Segment Start: Records shown

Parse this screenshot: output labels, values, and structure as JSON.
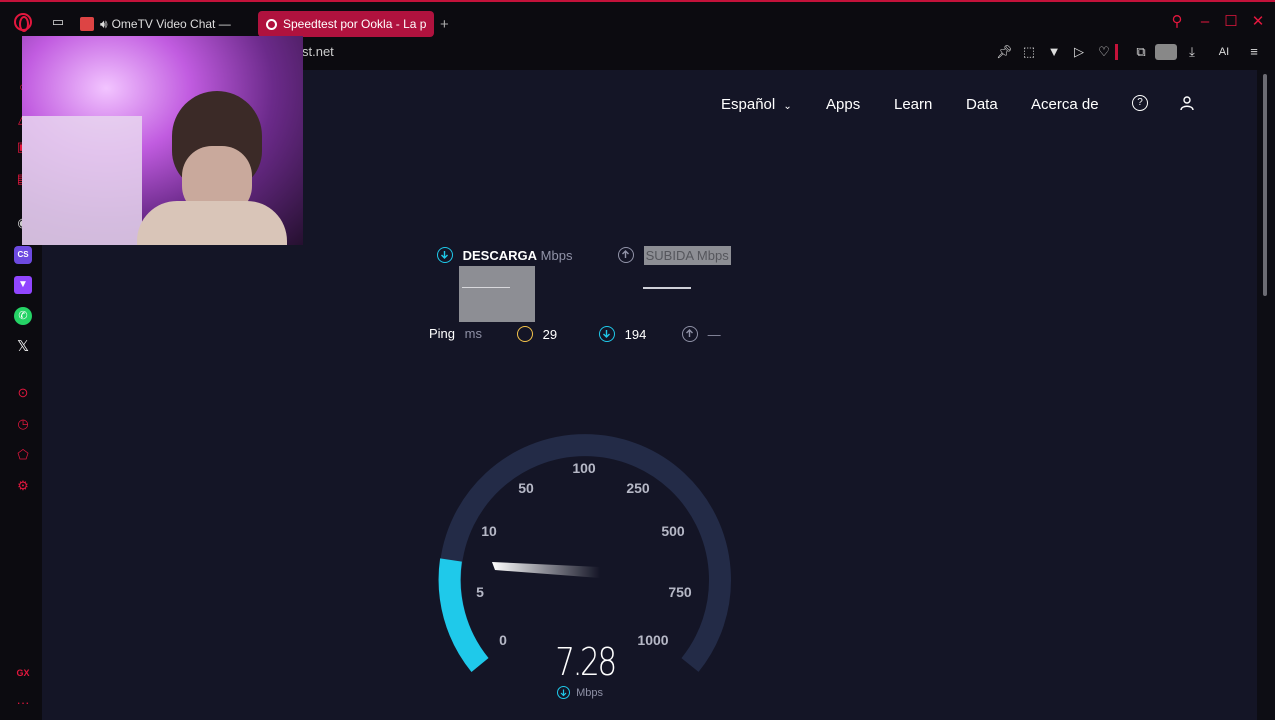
{
  "browser": {
    "tabs": [
      {
        "label": "OmeTV Video Chat — "
      },
      {
        "label": "Speedtest por Ookla - La p"
      }
    ],
    "new_tab": "+",
    "url": "st.net",
    "ai_label": "AI"
  },
  "nav": {
    "language": "Español",
    "apps": "Apps",
    "learn": "Learn",
    "data": "Data",
    "about": "Acerca de"
  },
  "metrics": {
    "download_label": "DESCARGA",
    "download_unit": "Mbps",
    "upload_label": "SUBIDA Mbps",
    "ping_label": "Ping",
    "ping_unit": "ms",
    "ping_value": "29",
    "ping_down": "194",
    "ping_up": "—"
  },
  "gauge": {
    "ticks": [
      "0",
      "5",
      "10",
      "50",
      "100",
      "250",
      "500",
      "750",
      "1000"
    ],
    "current_value": "7.28",
    "unit": "Mbps",
    "accent_color": "#1fc9ea"
  },
  "sidebar": {
    "cs_label": "CS",
    "gx_label": "GX"
  },
  "colors": {
    "brand": "#e3173e",
    "page_bg": "#141526",
    "accent": "#1fc9ea"
  }
}
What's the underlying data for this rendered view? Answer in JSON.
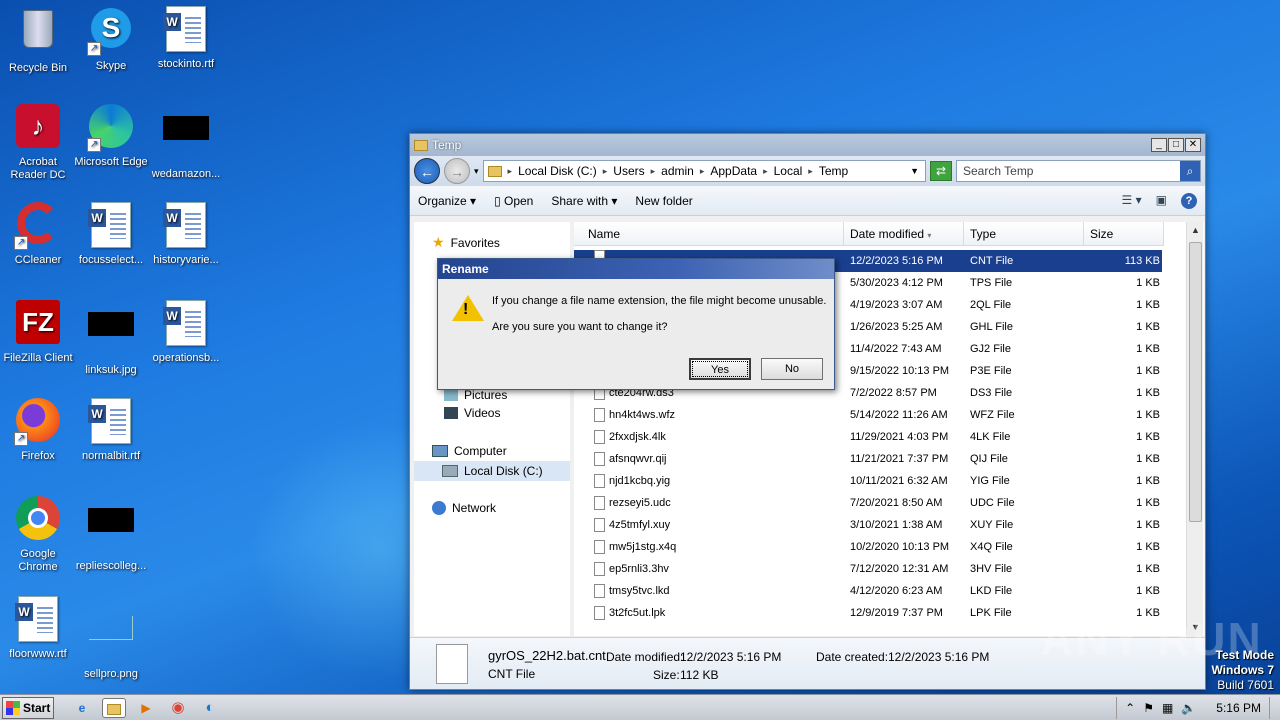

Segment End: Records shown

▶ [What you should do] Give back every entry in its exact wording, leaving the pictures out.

▶ [Answer below]
Parse this screenshot: output labels, values, and structure as JSON.
{
  "browser": {
    "tabs": [
      {
        "label": "OmeTV Video Chat — "
      },
      {
        "label": "Speedtest por Ookla - La p"
      }
    ],
    "new_tab": "+",
    "url": "st.net",
    "ai_label": "AI"
  },
  "nav": {
    "language": "Español",
    "apps": "Apps",
    "learn": "Learn",
    "data": "Data",
    "about": "Acerca de"
  },
  "metrics": {
    "download_label": "DESCARGA",
    "download_unit": "Mbps",
    "upload_label": "SUBIDA Mbps",
    "ping_label": "Ping",
    "ping_unit": "ms",
    "ping_value": "29",
    "ping_down": "194",
    "ping_up": "—"
  },
  "gauge": {
    "ticks": [
      "0",
      "5",
      "10",
      "50",
      "100",
      "250",
      "500",
      "750",
      "1000"
    ],
    "current_value": "7.28",
    "unit": "Mbps",
    "accent_color": "#1fc9ea"
  },
  "sidebar": {
    "cs_label": "CS",
    "gx_label": "GX"
  },
  "colors": {
    "brand": "#e3173e",
    "page_bg": "#141526",
    "accent": "#1fc9ea"
  }
}
What's the underlying data for this rendered view? Answer in JSON.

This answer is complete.